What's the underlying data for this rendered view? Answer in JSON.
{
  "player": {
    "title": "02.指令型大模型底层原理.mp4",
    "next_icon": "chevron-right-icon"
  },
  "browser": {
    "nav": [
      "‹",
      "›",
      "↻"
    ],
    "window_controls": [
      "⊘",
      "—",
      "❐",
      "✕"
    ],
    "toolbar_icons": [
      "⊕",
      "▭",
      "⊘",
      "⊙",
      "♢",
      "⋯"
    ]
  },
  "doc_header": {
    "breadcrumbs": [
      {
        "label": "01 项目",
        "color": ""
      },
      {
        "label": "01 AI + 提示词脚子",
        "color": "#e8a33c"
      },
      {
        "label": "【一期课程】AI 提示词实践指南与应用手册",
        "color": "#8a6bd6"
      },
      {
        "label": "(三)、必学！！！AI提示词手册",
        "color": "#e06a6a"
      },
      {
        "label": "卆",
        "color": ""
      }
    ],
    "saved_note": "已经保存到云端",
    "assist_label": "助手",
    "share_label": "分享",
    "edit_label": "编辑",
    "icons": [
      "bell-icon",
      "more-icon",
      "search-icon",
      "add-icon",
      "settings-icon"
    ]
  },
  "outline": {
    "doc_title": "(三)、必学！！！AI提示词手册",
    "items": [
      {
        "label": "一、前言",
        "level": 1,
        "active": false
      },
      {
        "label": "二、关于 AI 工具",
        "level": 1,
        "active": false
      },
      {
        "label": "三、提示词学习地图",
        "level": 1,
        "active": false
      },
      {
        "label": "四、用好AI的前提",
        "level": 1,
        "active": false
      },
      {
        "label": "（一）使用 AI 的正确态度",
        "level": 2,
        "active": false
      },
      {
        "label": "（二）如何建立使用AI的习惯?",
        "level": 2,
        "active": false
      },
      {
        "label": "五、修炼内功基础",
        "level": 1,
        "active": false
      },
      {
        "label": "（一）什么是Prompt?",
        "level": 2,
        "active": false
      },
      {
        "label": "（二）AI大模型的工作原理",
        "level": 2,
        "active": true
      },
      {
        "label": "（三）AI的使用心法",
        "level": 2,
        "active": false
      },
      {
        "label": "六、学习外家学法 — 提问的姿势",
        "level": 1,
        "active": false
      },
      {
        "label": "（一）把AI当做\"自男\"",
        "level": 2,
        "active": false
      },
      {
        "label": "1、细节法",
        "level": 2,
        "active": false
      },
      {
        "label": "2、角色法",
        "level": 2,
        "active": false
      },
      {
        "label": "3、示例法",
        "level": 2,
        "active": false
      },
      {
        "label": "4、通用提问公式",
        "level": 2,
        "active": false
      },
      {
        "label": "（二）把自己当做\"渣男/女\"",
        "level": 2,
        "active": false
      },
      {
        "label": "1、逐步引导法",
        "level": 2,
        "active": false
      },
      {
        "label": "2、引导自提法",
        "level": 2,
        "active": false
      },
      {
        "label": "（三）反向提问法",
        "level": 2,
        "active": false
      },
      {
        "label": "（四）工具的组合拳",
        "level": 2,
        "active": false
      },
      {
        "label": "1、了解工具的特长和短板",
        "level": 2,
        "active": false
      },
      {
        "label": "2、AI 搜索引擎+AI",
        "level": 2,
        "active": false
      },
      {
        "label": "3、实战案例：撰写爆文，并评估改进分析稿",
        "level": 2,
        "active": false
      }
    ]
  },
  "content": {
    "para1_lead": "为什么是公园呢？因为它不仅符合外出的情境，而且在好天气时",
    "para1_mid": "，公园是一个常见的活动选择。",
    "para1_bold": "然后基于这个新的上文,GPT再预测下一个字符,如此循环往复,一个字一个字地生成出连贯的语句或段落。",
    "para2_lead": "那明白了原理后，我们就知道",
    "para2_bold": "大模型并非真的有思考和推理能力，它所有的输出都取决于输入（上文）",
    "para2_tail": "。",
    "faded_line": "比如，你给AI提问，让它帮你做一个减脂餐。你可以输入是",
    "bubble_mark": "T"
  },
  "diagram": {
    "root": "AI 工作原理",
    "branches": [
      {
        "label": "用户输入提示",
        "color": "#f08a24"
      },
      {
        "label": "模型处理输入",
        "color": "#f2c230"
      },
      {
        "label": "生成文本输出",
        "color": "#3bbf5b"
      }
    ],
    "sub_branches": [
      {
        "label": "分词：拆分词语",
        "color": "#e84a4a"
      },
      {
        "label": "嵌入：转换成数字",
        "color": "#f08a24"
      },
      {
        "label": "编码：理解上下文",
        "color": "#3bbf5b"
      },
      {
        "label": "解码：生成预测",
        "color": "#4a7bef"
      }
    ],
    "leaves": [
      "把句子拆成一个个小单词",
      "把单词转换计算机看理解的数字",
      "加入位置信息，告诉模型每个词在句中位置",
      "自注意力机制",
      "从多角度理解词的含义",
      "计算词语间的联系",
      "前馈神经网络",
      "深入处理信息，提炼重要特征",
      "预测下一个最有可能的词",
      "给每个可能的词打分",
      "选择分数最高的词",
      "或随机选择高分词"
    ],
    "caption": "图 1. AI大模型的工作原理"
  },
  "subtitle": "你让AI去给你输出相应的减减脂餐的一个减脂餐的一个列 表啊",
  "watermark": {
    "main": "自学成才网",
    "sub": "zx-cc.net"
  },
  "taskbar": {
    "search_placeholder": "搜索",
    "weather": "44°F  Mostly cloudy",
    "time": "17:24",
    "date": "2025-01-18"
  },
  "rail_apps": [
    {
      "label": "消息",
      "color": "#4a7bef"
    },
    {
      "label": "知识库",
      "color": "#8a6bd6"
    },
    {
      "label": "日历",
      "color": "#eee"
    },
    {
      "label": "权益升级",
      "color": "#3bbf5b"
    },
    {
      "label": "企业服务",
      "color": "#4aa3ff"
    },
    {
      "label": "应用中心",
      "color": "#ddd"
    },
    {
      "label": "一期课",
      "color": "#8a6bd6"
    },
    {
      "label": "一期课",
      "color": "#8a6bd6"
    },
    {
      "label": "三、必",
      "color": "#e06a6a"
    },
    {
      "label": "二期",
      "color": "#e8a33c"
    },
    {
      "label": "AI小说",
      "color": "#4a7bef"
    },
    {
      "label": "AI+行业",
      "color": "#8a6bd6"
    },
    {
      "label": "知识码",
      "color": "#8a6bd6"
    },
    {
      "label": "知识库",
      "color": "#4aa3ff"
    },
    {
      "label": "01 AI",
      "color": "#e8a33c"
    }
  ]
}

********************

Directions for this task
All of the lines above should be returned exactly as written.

Answer below
What's the underlying data for this rendered view? Answer in JSON.
{
  "player": {
    "title": "02.指令型大模型底层原理.mp4",
    "next_icon": "chevron-right-icon"
  },
  "browser": {
    "nav": [
      "‹",
      "›",
      "↻"
    ],
    "window_controls": [
      "⊘",
      "—",
      "❐",
      "✕"
    ],
    "toolbar_icons": [
      "⊕",
      "▭",
      "⊘",
      "⊙",
      "♢",
      "⋯"
    ]
  },
  "doc_header": {
    "breadcrumbs": [
      {
        "label": "01 项目",
        "color": ""
      },
      {
        "label": "01 AI + 提示词脚子",
        "color": "#e8a33c"
      },
      {
        "label": "【一期课程】AI 提示词实践指南与应用手册",
        "color": "#8a6bd6"
      },
      {
        "label": "(三)、必学！！！AI提示词手册",
        "color": "#e06a6a"
      },
      {
        "label": "卆",
        "color": ""
      }
    ],
    "saved_note": "已经保存到云端",
    "assist_label": "助手",
    "share_label": "分享",
    "edit_label": "编辑",
    "icons": [
      "bell-icon",
      "more-icon",
      "search-icon",
      "add-icon",
      "settings-icon"
    ]
  },
  "outline": {
    "doc_title": "(三)、必学！！！AI提示词手册",
    "items": [
      {
        "label": "一、前言",
        "level": 1,
        "active": false
      },
      {
        "label": "二、关于 AI 工具",
        "level": 1,
        "active": false
      },
      {
        "label": "三、提示词学习地图",
        "level": 1,
        "active": false
      },
      {
        "label": "四、用好AI的前提",
        "level": 1,
        "active": false
      },
      {
        "label": "（一）使用 AI 的正确态度",
        "level": 2,
        "active": false
      },
      {
        "label": "（二）如何建立使用AI的习惯?",
        "level": 2,
        "active": false
      },
      {
        "label": "五、修炼内功基础",
        "level": 1,
        "active": false
      },
      {
        "label": "（一）什么是Prompt?",
        "level": 2,
        "active": false
      },
      {
        "label": "（二）AI大模型的工作原理",
        "level": 2,
        "active": true
      },
      {
        "label": "（三）AI的使用心法",
        "level": 2,
        "active": false
      },
      {
        "label": "六、学习外家学法 — 提问的姿势",
        "level": 1,
        "active": false
      },
      {
        "label": "（一）把AI当做\"自男\"",
        "level": 2,
        "active": false
      },
      {
        "label": "1、细节法",
        "level": 2,
        "active": false
      },
      {
        "label": "2、角色法",
        "level": 2,
        "active": false
      },
      {
        "label": "3、示例法",
        "level": 2,
        "active": false
      },
      {
        "label": "4、通用提问公式",
        "level": 2,
        "active": false
      },
      {
        "label": "（二）把自己当做\"渣男/女\"",
        "level": 2,
        "active": false
      },
      {
        "label": "1、逐步引导法",
        "level": 2,
        "active": false
      },
      {
        "label": "2、引导自提法",
        "level": 2,
        "active": false
      },
      {
        "label": "（三）反向提问法",
        "level": 2,
        "active": false
      },
      {
        "label": "（四）工具的组合拳",
        "level": 2,
        "active": false
      },
      {
        "label": "1、了解工具的特长和短板",
        "level": 2,
        "active": false
      },
      {
        "label": "2、AI 搜索引擎+AI",
        "level": 2,
        "active": false
      },
      {
        "label": "3、实战案例：撰写爆文，并评估改进分析稿",
        "level": 2,
        "active": false
      }
    ]
  },
  "content": {
    "para1_lead": "为什么是公园呢？因为它不仅符合外出的情境，而且在好天气时",
    "para1_mid": "，公园是一个常见的活动选择。",
    "para1_bold": "然后基于这个新的上文,GPT再预测下一个字符,如此循环往复,一个字一个字地生成出连贯的语句或段落。",
    "para2_lead": "那明白了原理后，我们就知道",
    "para2_bold": "大模型并非真的有思考和推理能力，它所有的输出都取决于输入（上文）",
    "para2_tail": "。",
    "faded_line": "比如，你给AI提问，让它帮你做一个减脂餐。你可以输入是",
    "bubble_mark": "T"
  },
  "diagram": {
    "root": "AI 工作原理",
    "branches": [
      {
        "label": "用户输入提示",
        "color": "#f08a24"
      },
      {
        "label": "模型处理输入",
        "color": "#f2c230"
      },
      {
        "label": "生成文本输出",
        "color": "#3bbf5b"
      }
    ],
    "sub_branches": [
      {
        "label": "分词：拆分词语",
        "color": "#e84a4a"
      },
      {
        "label": "嵌入：转换成数字",
        "color": "#f08a24"
      },
      {
        "label": "编码：理解上下文",
        "color": "#3bbf5b"
      },
      {
        "label": "解码：生成预测",
        "color": "#4a7bef"
      }
    ],
    "leaves": [
      "把句子拆成一个个小单词",
      "把单词转换计算机看理解的数字",
      "加入位置信息，告诉模型每个词在句中位置",
      "自注意力机制",
      "从多角度理解词的含义",
      "计算词语间的联系",
      "前馈神经网络",
      "深入处理信息，提炼重要特征",
      "预测下一个最有可能的词",
      "给每个可能的词打分",
      "选择分数最高的词",
      "或随机选择高分词"
    ],
    "caption": "图 1. AI大模型的工作原理"
  },
  "subtitle": "你让AI去给你输出相应的减减脂餐的一个减脂餐的一个列 表啊",
  "watermark": {
    "main": "自学成才网",
    "sub": "zx-cc.net"
  },
  "taskbar": {
    "search_placeholder": "搜索",
    "weather": "44°F  Mostly cloudy",
    "time": "17:24",
    "date": "2025-01-18"
  },
  "rail_apps": [
    {
      "label": "消息",
      "color": "#4a7bef"
    },
    {
      "label": "知识库",
      "color": "#8a6bd6"
    },
    {
      "label": "日历",
      "color": "#eee"
    },
    {
      "label": "权益升级",
      "color": "#3bbf5b"
    },
    {
      "label": "企业服务",
      "color": "#4aa3ff"
    },
    {
      "label": "应用中心",
      "color": "#ddd"
    },
    {
      "label": "一期课",
      "color": "#8a6bd6"
    },
    {
      "label": "一期课",
      "color": "#8a6bd6"
    },
    {
      "label": "三、必",
      "color": "#e06a6a"
    },
    {
      "label": "二期",
      "color": "#e8a33c"
    },
    {
      "label": "AI小说",
      "color": "#4a7bef"
    },
    {
      "label": "AI+行业",
      "color": "#8a6bd6"
    },
    {
      "label": "知识码",
      "color": "#8a6bd6"
    },
    {
      "label": "知识库",
      "color": "#4aa3ff"
    },
    {
      "label": "01 AI",
      "color": "#e8a33c"
    }
  ]
}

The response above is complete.